Having been for a little while in Huntingdonshire, on my return to this place I find a letter from you, the end of wch gives me much concern. I am very sorry we are at such a distance from one another, that it must be yet some time, before I can have any account of your health. if you are, as I flatter myself, recover'd, you will (I hope) do me the pleasure of letting me hear it without delay. if so much of your indisposition remain as to make writing at all troublesome to you, may I presume so far on the good-nature of Miss Swinburne, as to beg She would give me three lines of information. this young Lady has done me so great an honour already, as gives me courage to apply myself to her on this occasion.

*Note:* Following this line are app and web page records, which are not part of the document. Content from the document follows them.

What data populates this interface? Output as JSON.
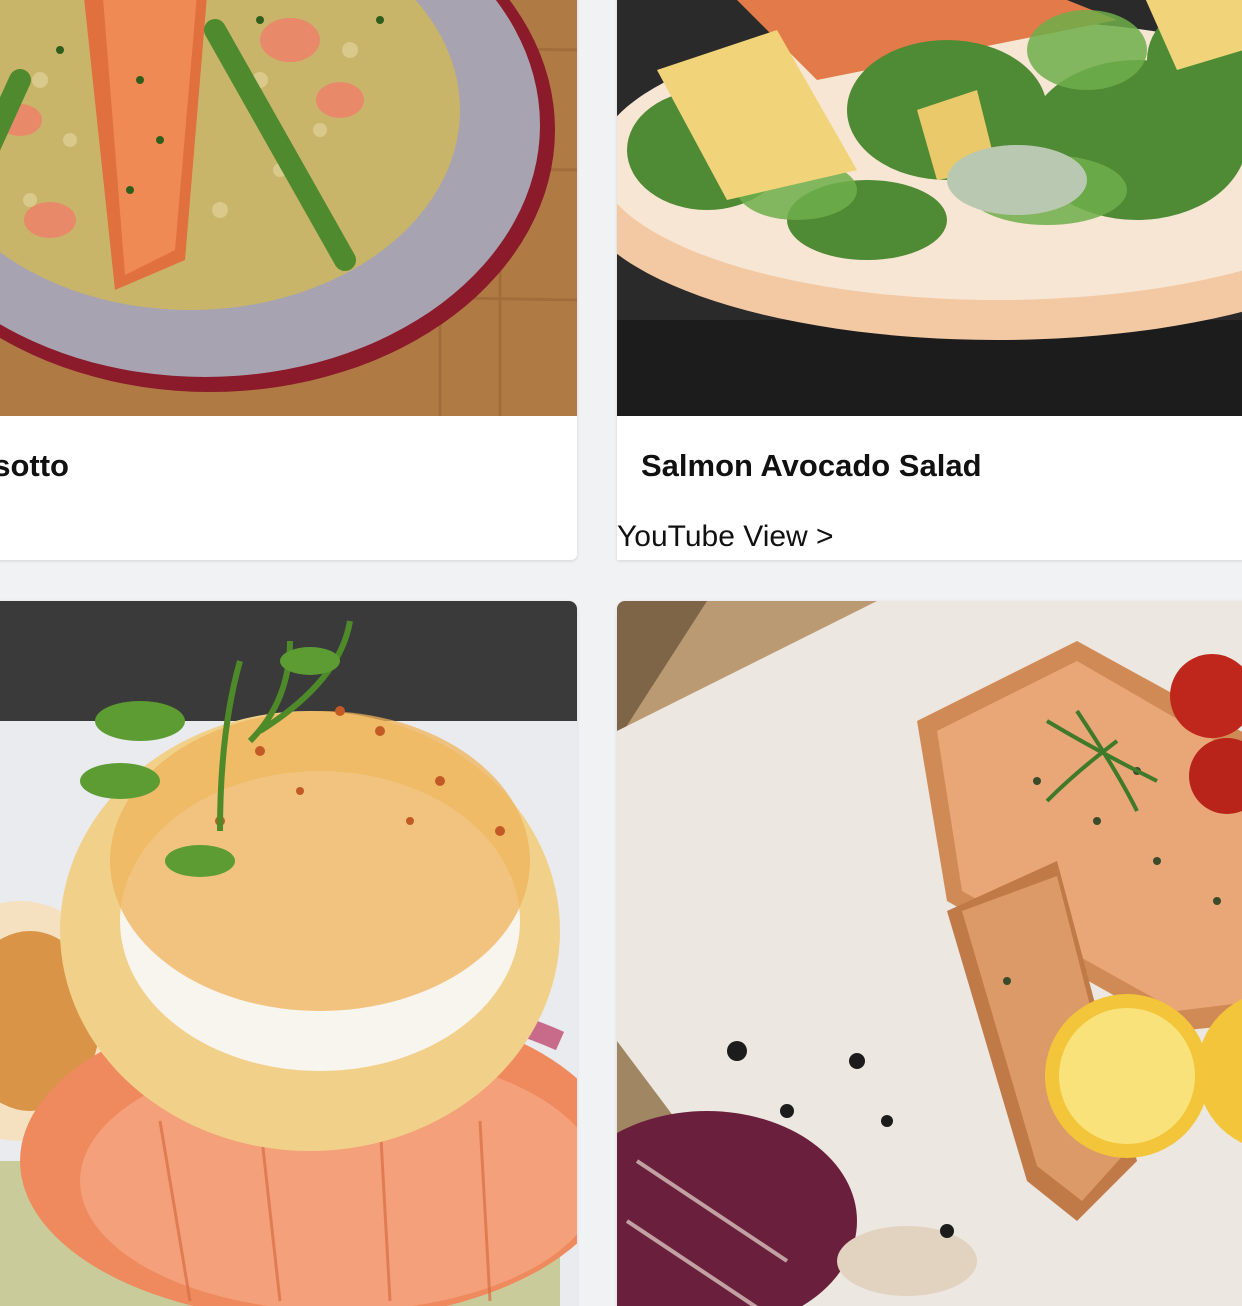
{
  "cards": [
    {
      "title": "sotto",
      "link": "",
      "image": "salmon-risotto-photo"
    },
    {
      "title": "Salmon Avocado Salad",
      "link": "YouTube View >",
      "image": "salmon-avocado-salad-photo"
    },
    {
      "title": "",
      "link": "",
      "image": "smoked-salmon-eggs-benedict-photo"
    },
    {
      "title": "",
      "link": "",
      "image": "grilled-salmon-lemon-photo"
    }
  ]
}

I preserve (& always shall preserve with great care) the beautiful little Specimen of her art, wch came inclosed in your letter. I am only sorry, that when I would shew & make my boast of it to eyes, that are worthy of that satisfaction, I shall be obliged to cover a part of it, & consequently to rob her of a part of her due praises. this is your fault (for I hope you did not explain the Latin inscription to her). however I return my thanks to you both, to Miss Sw: for all above board, & to You, for what only I am to see.

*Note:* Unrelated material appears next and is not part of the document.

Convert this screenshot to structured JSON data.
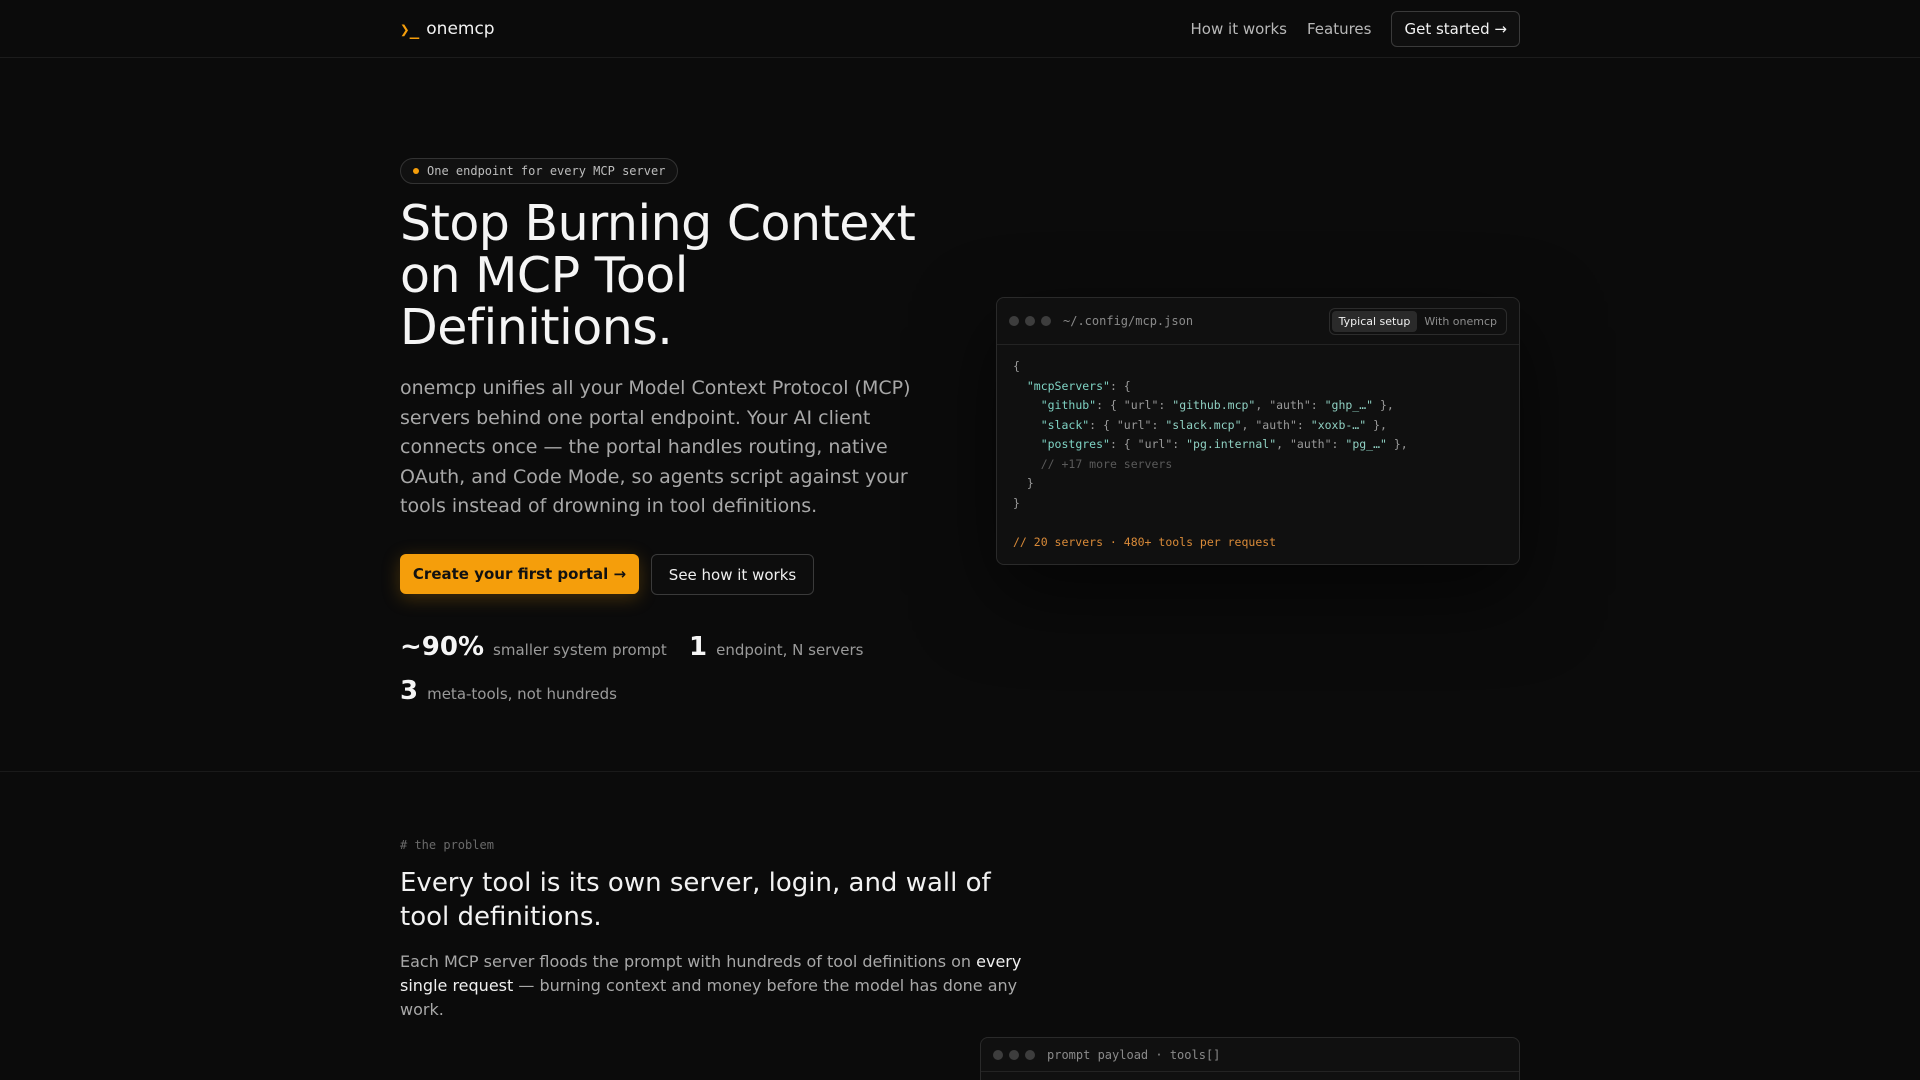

I go on (with the hope, that you are well enough to read me) to tell you, that I have lately received nine pages of anonymous criticism, containing a good deal both of praise & censure on the Bard only. if I thought fit to hear his opinion about the other, I was to direct to A: B: at a place, wch he told me. I have had the gratitude, or curiosity, or what you please to call it, to follow his direction, & now I have got six pages more, & his name (for that I insisted upon) yet am not much the wiser: however he is a Man of Letters & a good sensible Person, & depends upon no body, & has a little garden. this is all, that I know about him.

I will not send you the Sonnet you mention, but here is something else full as bad, only as it is just wrote, I send it you. it is an epitaph on the Wife of a Friend of mine.

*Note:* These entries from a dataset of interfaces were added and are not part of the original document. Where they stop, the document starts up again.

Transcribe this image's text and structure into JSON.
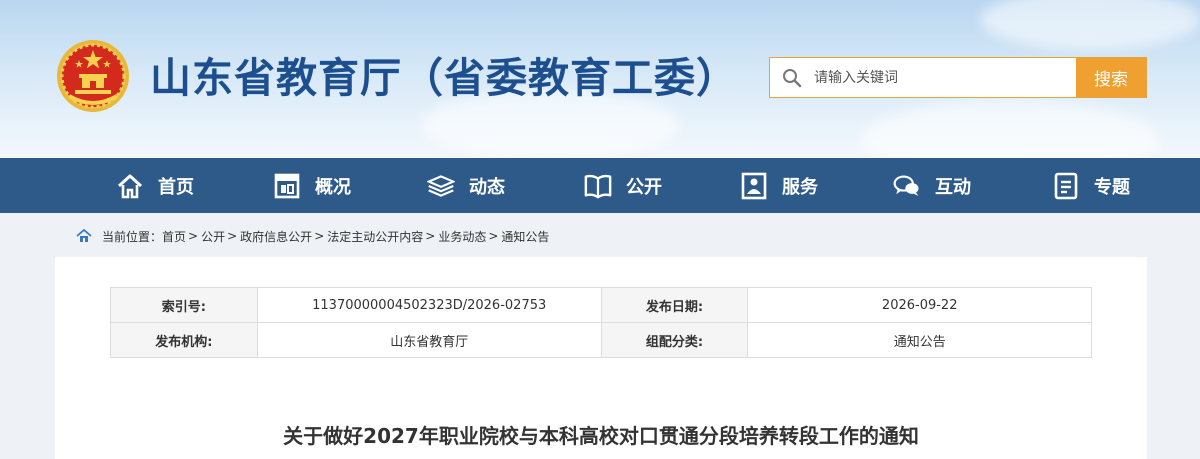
{
  "header": {
    "site_title": "山东省教育厅（省委教育工委）",
    "emblem_icon": "national-emblem-icon",
    "search": {
      "placeholder": "请输入关键词",
      "button_label": "搜索",
      "accent_color": "#f0a030"
    }
  },
  "nav": {
    "background": "#2e5a8a",
    "items": [
      {
        "label": "首页",
        "icon": "home-icon"
      },
      {
        "label": "概况",
        "icon": "overview-icon"
      },
      {
        "label": "动态",
        "icon": "news-icon"
      },
      {
        "label": "公开",
        "icon": "book-icon"
      },
      {
        "label": "服务",
        "icon": "service-icon"
      },
      {
        "label": "互动",
        "icon": "chat-icon"
      },
      {
        "label": "专题",
        "icon": "document-icon"
      }
    ]
  },
  "breadcrumb": {
    "prefix": "当前位置：",
    "items": [
      "首页",
      "公开",
      "政府信息公开",
      "法定主动公开内容",
      "业务动态",
      "通知公告"
    ],
    "separator": ">"
  },
  "meta_table": {
    "index_label": "索引号:",
    "index_value": "11370000004502323D/2026-02753",
    "date_label": "发布日期:",
    "date_value": "2026-09-22",
    "org_label": "发布机构:",
    "org_value": "山东省教育厅",
    "category_label": "组配分类:",
    "category_value": "通知公告"
  },
  "document": {
    "title": "关于做好2027年职业院校与本科高校对口贯通分段培养转段工作的通知"
  }
}
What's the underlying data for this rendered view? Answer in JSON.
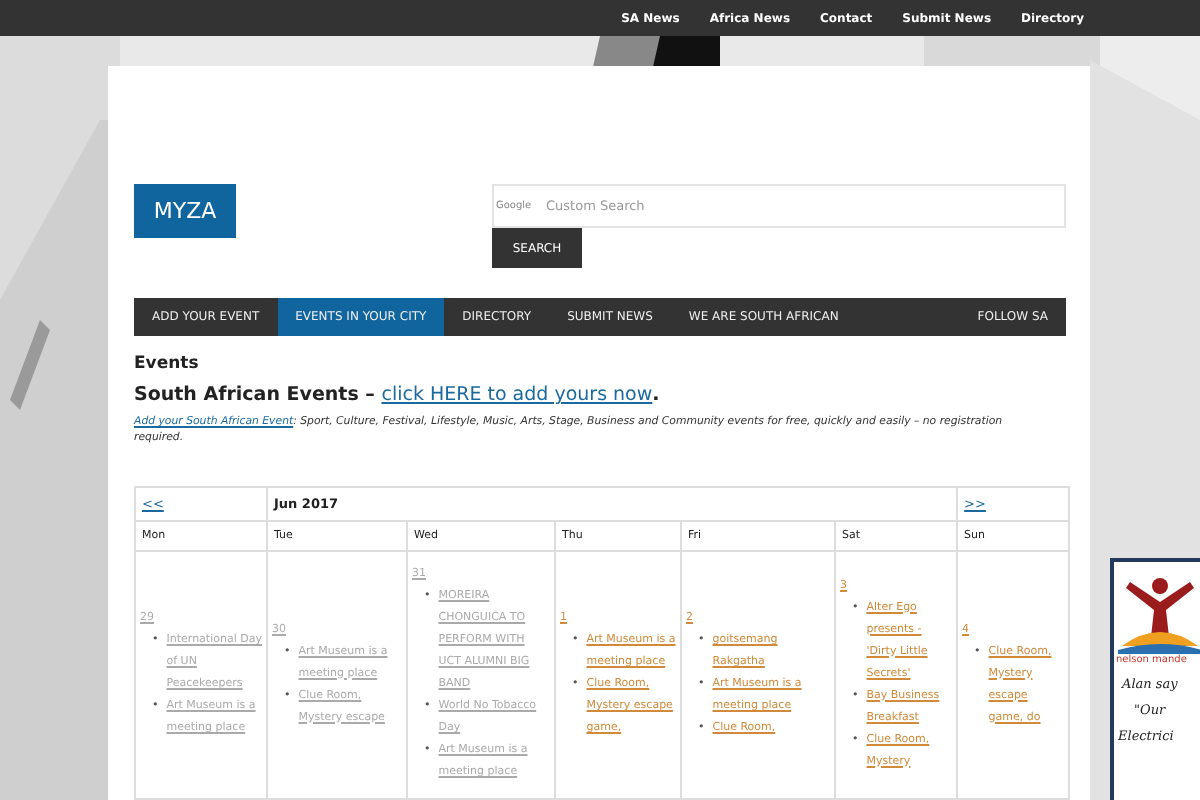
{
  "top_links": [
    "SA News",
    "Africa News",
    "Contact",
    "Submit News",
    "Directory"
  ],
  "logo": "MYZA",
  "search": {
    "brand": "Google",
    "placeholder": "Custom Search",
    "button": "SEARCH"
  },
  "nav": [
    {
      "label": "ADD YOUR EVENT",
      "selected": false
    },
    {
      "label": "EVENTS IN YOUR CITY",
      "selected": true
    },
    {
      "label": "DIRECTORY",
      "selected": false
    },
    {
      "label": "SUBMIT NEWS",
      "selected": false
    },
    {
      "label": "WE ARE SOUTH AFRICAN",
      "selected": false
    }
  ],
  "nav_right": "FOLLOW SA",
  "page_title": "Events",
  "subtitle": {
    "text": "South African Events – ",
    "link": "click HERE to add yours now",
    "after": "."
  },
  "intro": {
    "link": "Add your South African Event",
    "text": ": Sport, Culture, Festival, Lifestyle, Music, Arts, Stage, Business and Community events for free, quickly and easily – no registration required."
  },
  "calendar": {
    "prev": "<<",
    "month": "Jun 2017",
    "next": ">>",
    "bullet": "•",
    "weekdays": [
      "Mon",
      "Tue",
      "Wed",
      "Thu",
      "Fri",
      "Sat",
      "Sun"
    ],
    "days": [
      {
        "day": "29",
        "past": true,
        "events": [
          "International Day of UN Peacekeepers",
          "Art Museum is a meeting place"
        ]
      },
      {
        "day": "30",
        "past": true,
        "events": [
          "Art Museum is a meeting place",
          "Clue Room, Mystery escape"
        ]
      },
      {
        "day": "31",
        "past": true,
        "events": [
          "MOREIRA CHONGUICA TO PERFORM WITH UCT ALUMNI BIG BAND",
          "World No Tobacco Day",
          "Art Museum is a meeting place"
        ]
      },
      {
        "day": "1",
        "past": false,
        "events": [
          "Art Museum is a meeting place",
          "Clue Room, Mystery escape game,"
        ]
      },
      {
        "day": "2",
        "past": false,
        "events": [
          "goitsemang Rakgatha",
          "Art Museum is a meeting place",
          "Clue Room,"
        ]
      },
      {
        "day": "3",
        "past": false,
        "events": [
          "Alter Ego presents - 'Dirty Little Secrets'",
          "Bay Business Breakfast",
          "Clue Room, Mystery"
        ]
      },
      {
        "day": "4",
        "past": false,
        "events": [
          "Clue Room, Mystery escape game, do"
        ]
      }
    ]
  },
  "promo": {
    "brand": "nelson mande",
    "lines": [
      "Alan say",
      "\"Our",
      "Electrici"
    ]
  }
}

Lo, where this little Marble weeps,
A Friend, a Wife, a Mother sleeps,
A Heart, within whose sacred cell
Each peaceful Virtue lov'd to dwell,
Affection warm, & Faith sincere,
And soft Humanity, were there.
To hide her Cares her only art,
Her pleasure pleasures to impart.
In ling'ring pain, in death resign'd,
Her latest agony of mind
Was felt for him, who could not save
His All from an untimely grave:
Whom what awaits, while yet he strays
Along the lonely vale of days?
A pang to silent Sorrow dear,
A sigh, an unavailing tear,
Till Time shall ev'ry grief remove
With life, with mem'ry, & with love.
Adieu, dear Sr. be well, or you will think this letter very impertinent I am
Your Friend & Servant

P:S: You should not shew this, because it is not yet inscribed, where it is intended. my best Compliments to the Ladies.

Letter ID: letters.0307 (Source: TEI/XML)


Writer: Gray, Thomas, 1716-1771
Writer's age: 41
Addressee: Bedingfield, Edward, b. 1730
Addressee's age: 27


Date of composition: 31 January 1758
Date (on letter): Jan: 31. 1758
Calendar: Gregorian


Place of composition: [Cambridge, United Kingdom]


Language: English
Incipit: Having been for a little while in Huntingdonshire, on my return to this place...
Mentioned: Butler, J., Mr
Clerke, John, 1717-1790
Sonnet [on the Death of Mr Richard West]
[Epitaph on Mrs Clerke]

Holding Institution

HM 21917, Huntington Manuscripts, Department of Manuscripts, The Huntington , San Marino, CA, USA <>
Availability: The original letter is extant and usually available for academic research purposes; a photostat is in MS. Toynbee c.2, Bodleian Library, Oxford

Print Versions

  • Correspondence of Thomas Gray, 3 vols. Ed. by the late Paget Toynbee and Leonard Whibley, with corrections and additions by H. W. Starr. Oxford: Clarendon Press, 1971 [1st ed. 1935], letter no. 266, vol. ii, 559-561